School athletic directors or coaches may be looking for ways to make their teams stand out. One of the more popular options the last few years is using breakaway banners. In the past, paper banners were used but now players get to tear through vinyl banners with colorful images without waste. The banner uses hook and loop fastenings down the center allowing it to be put back together for the next game. Because of the great flexibility of breakaway banners their longevity and usefulness for other events make them a bargain for many school sports programs.
Another popular item for school athletic programs, high school or collegiate level, are spirit flags that can be used during events to rally teams and used as school identification at events.
School administrators, club advisors and others may also be looking for unique fundraising opportunities for their various programs. Many schools have been trying alternative fundraisers to the standard gift wrap and candy programs of the past.
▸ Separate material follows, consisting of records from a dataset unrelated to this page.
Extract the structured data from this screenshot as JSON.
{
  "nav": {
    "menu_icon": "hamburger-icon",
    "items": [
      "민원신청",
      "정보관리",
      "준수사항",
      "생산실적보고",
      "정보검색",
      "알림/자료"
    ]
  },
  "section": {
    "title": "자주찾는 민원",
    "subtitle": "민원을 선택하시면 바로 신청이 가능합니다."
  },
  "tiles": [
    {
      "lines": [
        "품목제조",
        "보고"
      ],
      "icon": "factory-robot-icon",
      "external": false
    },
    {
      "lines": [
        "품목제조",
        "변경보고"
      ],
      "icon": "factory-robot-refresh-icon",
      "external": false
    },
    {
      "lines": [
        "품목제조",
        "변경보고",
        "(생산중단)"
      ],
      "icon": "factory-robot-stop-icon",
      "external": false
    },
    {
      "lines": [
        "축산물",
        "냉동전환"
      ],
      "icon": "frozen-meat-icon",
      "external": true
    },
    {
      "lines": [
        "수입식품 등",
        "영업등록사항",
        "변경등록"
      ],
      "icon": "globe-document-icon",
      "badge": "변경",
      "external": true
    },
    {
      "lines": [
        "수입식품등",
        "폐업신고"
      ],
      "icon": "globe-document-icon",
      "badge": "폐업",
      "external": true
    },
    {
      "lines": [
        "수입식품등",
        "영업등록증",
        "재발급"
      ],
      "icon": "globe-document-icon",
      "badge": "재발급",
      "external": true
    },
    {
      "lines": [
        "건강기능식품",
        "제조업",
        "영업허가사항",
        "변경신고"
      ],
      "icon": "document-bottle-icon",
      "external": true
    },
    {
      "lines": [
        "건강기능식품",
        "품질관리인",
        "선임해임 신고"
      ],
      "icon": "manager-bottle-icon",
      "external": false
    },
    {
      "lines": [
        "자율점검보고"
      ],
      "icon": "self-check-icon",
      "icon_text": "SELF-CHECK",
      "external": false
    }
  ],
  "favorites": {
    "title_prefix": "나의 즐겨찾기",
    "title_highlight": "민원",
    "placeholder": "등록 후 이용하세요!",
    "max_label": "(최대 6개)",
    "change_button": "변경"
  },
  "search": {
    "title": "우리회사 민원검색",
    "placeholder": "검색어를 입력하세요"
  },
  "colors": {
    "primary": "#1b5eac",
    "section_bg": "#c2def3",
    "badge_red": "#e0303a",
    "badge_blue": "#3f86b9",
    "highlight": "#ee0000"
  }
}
FlagandBanner.com has several fundraising options available for schools such as selling branded mascot gift items or selling American flags and flag kits.
ROTC sponsors may also be looking for parade accessories, or new or replacement parade flags and poles for the honor guard.
Over the last 15 years schools and universities have turned to custom street pole banners or other flags and banners for special events, special anniversaries, identification, campus beautification or directional needs for large campuses.
FlagandBanner.com is based in Little Rock, Ark., and has been in business since 1975. They have been selling flags, flagpoles, banners, pennants and home and garden décor online nationally since 1995.
For more information about the more than 22,000 products FlagandBanner.com offers, log on to FlagandBanner.com, become a fan on Facebook, or call one of their Flag Experts for answers to any and all questions about flags, banners, pennants and more at 1-800-445-0653.